By Dave Bruning
I was terribly saddened by the news of Denver Broncos owner Pat Bowlen relinquishing all control of his football team. Bowlen has been battling Alzheimer’s disease and can no longer effectively manage the Broncos. Bowlen now begins a lonely journey into what should be a beautiful Bronco orange sunset. Even worse, he likely won’t remember and that’s a damn shame for a man who has meant so much to Colorado.
There have been rumors in recent years the Bowlen was struggling with his health; including an admission to Woody Paige he had become forgetful. The Broncos organization did a wonderful job keeping this quiet and respecting the privacy of their leader. Kudos goes out to the Denver media as well, who I’m sure were aware of Bowlen’s condition but did not pursue the issue like a pack of New York wolves.

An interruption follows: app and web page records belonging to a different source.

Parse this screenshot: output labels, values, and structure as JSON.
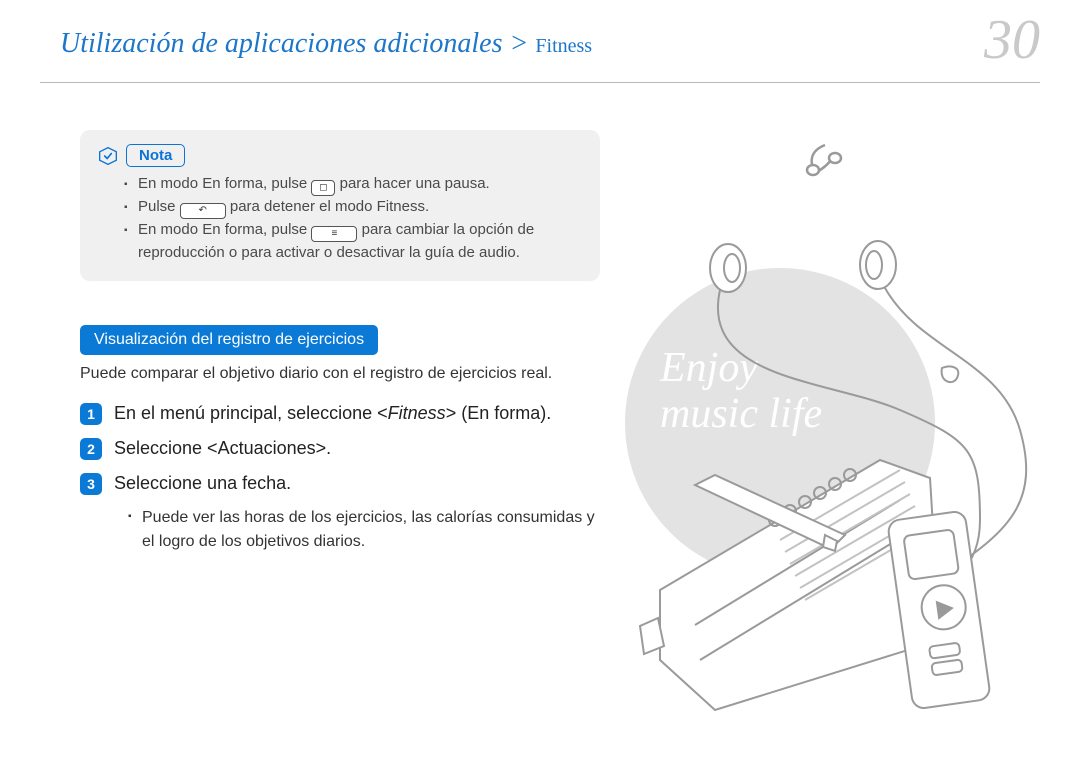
{
  "header": {
    "breadcrumb_main": "Utilización de aplicaciones adicionales",
    "breadcrumb_sep": " > ",
    "breadcrumb_sub": "Fitness",
    "page_number": "30"
  },
  "note": {
    "badge": "Nota",
    "items": [
      {
        "pre": "En modo En forma, pulse ",
        "btn": "◻",
        "btn_class": "",
        "post": " para hacer una pausa."
      },
      {
        "pre": "Pulse ",
        "btn": "↶",
        "btn_class": "wide",
        "post": " para detener el modo Fitness."
      },
      {
        "pre": "En modo En forma, pulse ",
        "btn": "≡",
        "btn_class": "wide",
        "post": " para cambiar la opción de reproducción o para activar o desactivar la guía de audio."
      }
    ]
  },
  "section": {
    "title": "Visualización del registro de ejercicios",
    "desc": "Puede comparar el objetivo diario con el registro de ejercicios real."
  },
  "steps": [
    {
      "n": "1",
      "text_pre": "En el menú principal, seleccione <",
      "text_ital": "Fitness",
      "text_post": "> (En forma)."
    },
    {
      "n": "2",
      "text_pre": "Seleccione <Actuaciones>.",
      "text_ital": "",
      "text_post": ""
    },
    {
      "n": "3",
      "text_pre": "Seleccione una fecha.",
      "text_ital": "",
      "text_post": ""
    }
  ],
  "step3_sub": [
    "Puede ver las horas de los ejercicios, las calorías consumidas y el logro de los objetivos diarios."
  ],
  "illustration": {
    "slogan_line1": "Enjoy",
    "slogan_line2": "music life"
  }
}
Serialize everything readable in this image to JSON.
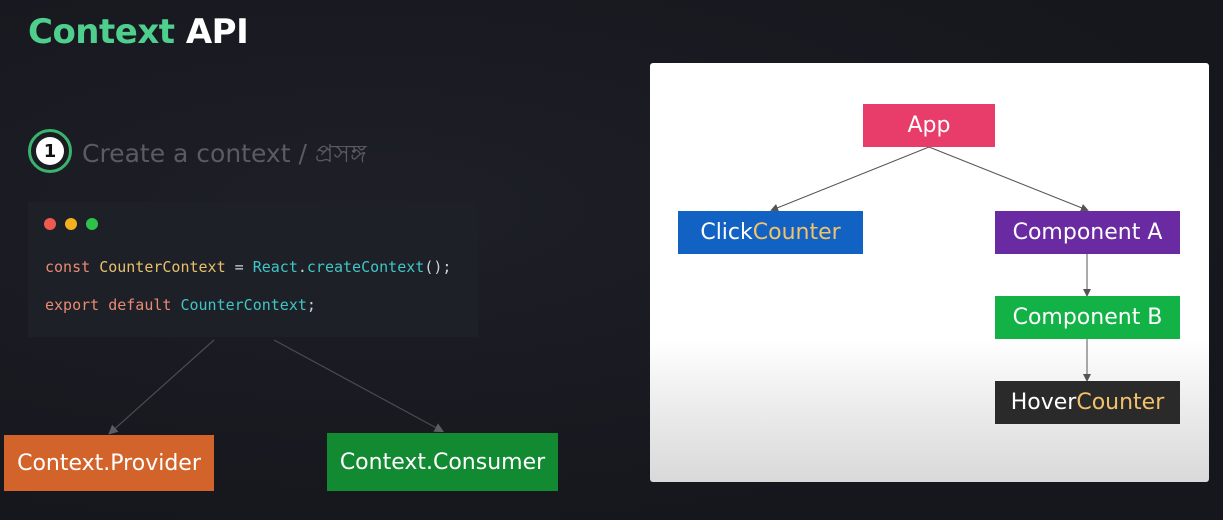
{
  "title": {
    "part1": "Context",
    "part2": "API"
  },
  "step": {
    "number": "1",
    "text": "Create a context / প্রসঙ্গ"
  },
  "code": {
    "line1": {
      "keyword": "const",
      "name": "CounterContext",
      "equals": "=",
      "object": "React",
      "dot": ".",
      "method": "createContext",
      "tail": "();"
    },
    "line2": {
      "keywords": "export default",
      "name": "CounterContext",
      "tail": ";"
    }
  },
  "left_nodes": {
    "provider": "Context.Provider",
    "consumer": "Context.Consumer"
  },
  "tree": {
    "app": "App",
    "click_counter": {
      "prefix": "Click",
      "suffix": "Counter"
    },
    "component_a": "Component A",
    "component_b": "Component B",
    "hover_counter": {
      "prefix": "Hover",
      "suffix": "Counter"
    }
  },
  "colors": {
    "title_accent": "#4fcf8d",
    "step_badge": "#39b36e",
    "provider": "#d2642b",
    "consumer": "#128a32",
    "app": "#e83c6b",
    "click_counter": "#1162c2",
    "component_a": "#6a2ba2",
    "component_b": "#12b247",
    "hover_counter": "#2a2a2a",
    "counter_accent": "#f1c26b"
  }
}
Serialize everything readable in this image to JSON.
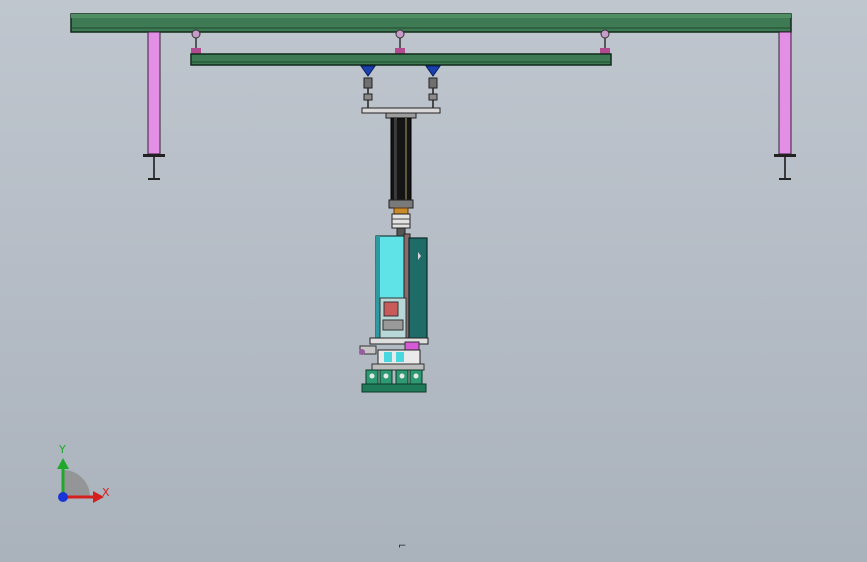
{
  "viewport": {
    "background_top": "#bfc6ce",
    "background_bottom": "#aab2bc"
  },
  "model": {
    "frame_color": "#3e7a54",
    "post_color": "#e38fe6",
    "cylinder_color": "#111111",
    "cyan_panel_color": "#5fe3e6",
    "teal_panel_color": "#1f6b68",
    "gripper_color": "#2d9a74"
  },
  "triad": {
    "y_label": "Y",
    "x_label": "X",
    "y_color": "#1fa82c",
    "x_color": "#d41f1f",
    "z_color": "#1a35d6"
  },
  "origin_marker": {
    "icon": "origin-marker-icon",
    "glyph": "⌐"
  }
}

My first clue something was potentially wrong with Bowlen was the lack of his presence on the sidelines at games. He had always been such of visible, supportive owner. My favorite memory of him is on the sideline in that gaudy fur coat as John Elway led the Drive and changed the football fortunes of Denver, Colorado.
Bowlen purchased the Broncos in 1984, the year after Elway was drafted. It was not hard to see how much Bowlen has meant to Elway during the emotional press conference announcing Bowlen’s illness.
Bowlen has been a pillar of stone as an owner. His classy approach and “commitment to excellence” if I may borrow from Al Davis, have always wrung true with both the Denver and NFL communities. Perhaps the only truly poor decision I can recall he made was hiring Josh McDaniels. He gave a young coach sweeping power and it backfired. Perhaps this was symptomatic of the Alzheimer’s affecting his judgment. Either way, Bowlen fixed the mistake and the Broncos are back at the peak of the NFL, where they belong. Denver has the second best winning percentage in the NFL since Bowlen purchased the Broncos, behind only the San Francisco 49ers.
In addition to leading the Broncos, Bowlen was a respected and influential owner. He spearheaded efforts for the NFL in labor negotiations and television rights. His philanthropic efforts are too numerous to mention. I’d make a strong argument Pat Bowlen is the most influential figure in Colorado sports history.
Bowlen has never been about self-appreciation or basking in the limelight. The true sadness of Alzheimer’s is the lonely rode Bowlen faces, the lonely road all Alzheimer’s patients face. You can bet your ass Denver Broncos fans will never forget Pat Bowlen. The man deserves one more beautiful,